Educated at North Kelvinside Secondary School, Glasgow, Hannan originally worked as an insurance agent, and from 1941 to 1945 was a member of Glasgow Corporation. He was elected as the Member of Parliament (MP) for Glasgow Maryhill at the 1945 general election, and held the seat until his retirement at the February 1974 general election. He was a Lord of the Treasury from 1946 to 1951, and parliamentary private secretary (PPS) to George Brown at both the Department of Economic Affairs and the Foreign Office from 1964 to 1968.[1]

Hannan, a committed pro-European, was one of 69 Labour MPs to break a three-line whip and vote for Britain's entry into the European Economic Community in October 1971.[2] He was, however, opposed to Scottish devolution, and was involved with the 'Scotland is British' campaign prior to the 1979 referendum on Home Rule.
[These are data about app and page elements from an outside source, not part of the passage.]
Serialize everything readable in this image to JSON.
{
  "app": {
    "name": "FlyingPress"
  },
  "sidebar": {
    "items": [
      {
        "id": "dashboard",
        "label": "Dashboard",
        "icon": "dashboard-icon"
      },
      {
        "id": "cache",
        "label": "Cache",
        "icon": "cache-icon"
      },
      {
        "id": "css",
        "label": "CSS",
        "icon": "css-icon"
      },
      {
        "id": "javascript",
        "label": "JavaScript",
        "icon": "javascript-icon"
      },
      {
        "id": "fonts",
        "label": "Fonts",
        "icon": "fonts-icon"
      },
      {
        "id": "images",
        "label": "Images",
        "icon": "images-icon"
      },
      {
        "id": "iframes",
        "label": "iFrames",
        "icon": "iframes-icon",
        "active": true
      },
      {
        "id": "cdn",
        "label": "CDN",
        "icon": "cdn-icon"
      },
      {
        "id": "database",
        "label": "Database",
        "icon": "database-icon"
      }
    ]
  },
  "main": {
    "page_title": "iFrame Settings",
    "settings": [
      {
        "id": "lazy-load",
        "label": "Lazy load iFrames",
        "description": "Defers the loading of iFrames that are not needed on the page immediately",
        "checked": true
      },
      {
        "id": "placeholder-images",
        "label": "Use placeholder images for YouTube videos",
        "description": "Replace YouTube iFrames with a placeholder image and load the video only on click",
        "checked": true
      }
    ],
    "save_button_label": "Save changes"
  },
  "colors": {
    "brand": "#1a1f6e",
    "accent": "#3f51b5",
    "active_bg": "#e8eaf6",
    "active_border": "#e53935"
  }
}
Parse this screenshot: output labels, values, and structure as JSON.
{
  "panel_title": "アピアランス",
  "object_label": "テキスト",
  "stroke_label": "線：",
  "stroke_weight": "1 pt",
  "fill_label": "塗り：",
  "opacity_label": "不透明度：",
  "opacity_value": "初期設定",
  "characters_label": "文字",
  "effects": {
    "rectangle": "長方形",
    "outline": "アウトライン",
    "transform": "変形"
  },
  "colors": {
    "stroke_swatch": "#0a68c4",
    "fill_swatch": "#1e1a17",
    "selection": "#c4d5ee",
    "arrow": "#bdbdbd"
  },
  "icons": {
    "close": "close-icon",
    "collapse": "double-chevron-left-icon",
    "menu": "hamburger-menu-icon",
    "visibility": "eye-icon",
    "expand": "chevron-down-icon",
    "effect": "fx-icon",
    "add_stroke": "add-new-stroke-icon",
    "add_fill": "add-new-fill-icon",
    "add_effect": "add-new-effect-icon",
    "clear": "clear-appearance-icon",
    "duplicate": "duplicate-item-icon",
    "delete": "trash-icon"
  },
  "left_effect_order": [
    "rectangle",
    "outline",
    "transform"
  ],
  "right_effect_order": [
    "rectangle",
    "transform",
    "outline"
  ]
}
Always on the right wing of the Labour Party, in 1981 he became a founder member of the breakaway Social Democratic Party (SDP), and in February of that year was one of 100 signatories to an advertisement in The Guardian supporting the Limehouse Declaration.[3]


  1. ^ HANNAN, William. ukwhoswho.com. Who Was Who. 2018 (online ed.). A & C Black, an imprint of Bloomsbury Publishing plc. (subscription or UK public library membership required) (subscription required)
  2. ^ Hansard Parliamentary Papers, HC Deb 28 October 1971 vol. 823 cc.2076-2217 [1]
  3. ^ Guardian, 5 February 1981


External links[edit]

Parliament of the United Kingdom
Preceded by
John James Davidson
Member of Parliament for Glasgow Maryhill
1945Feb 1974
Succeeded by
James Craigen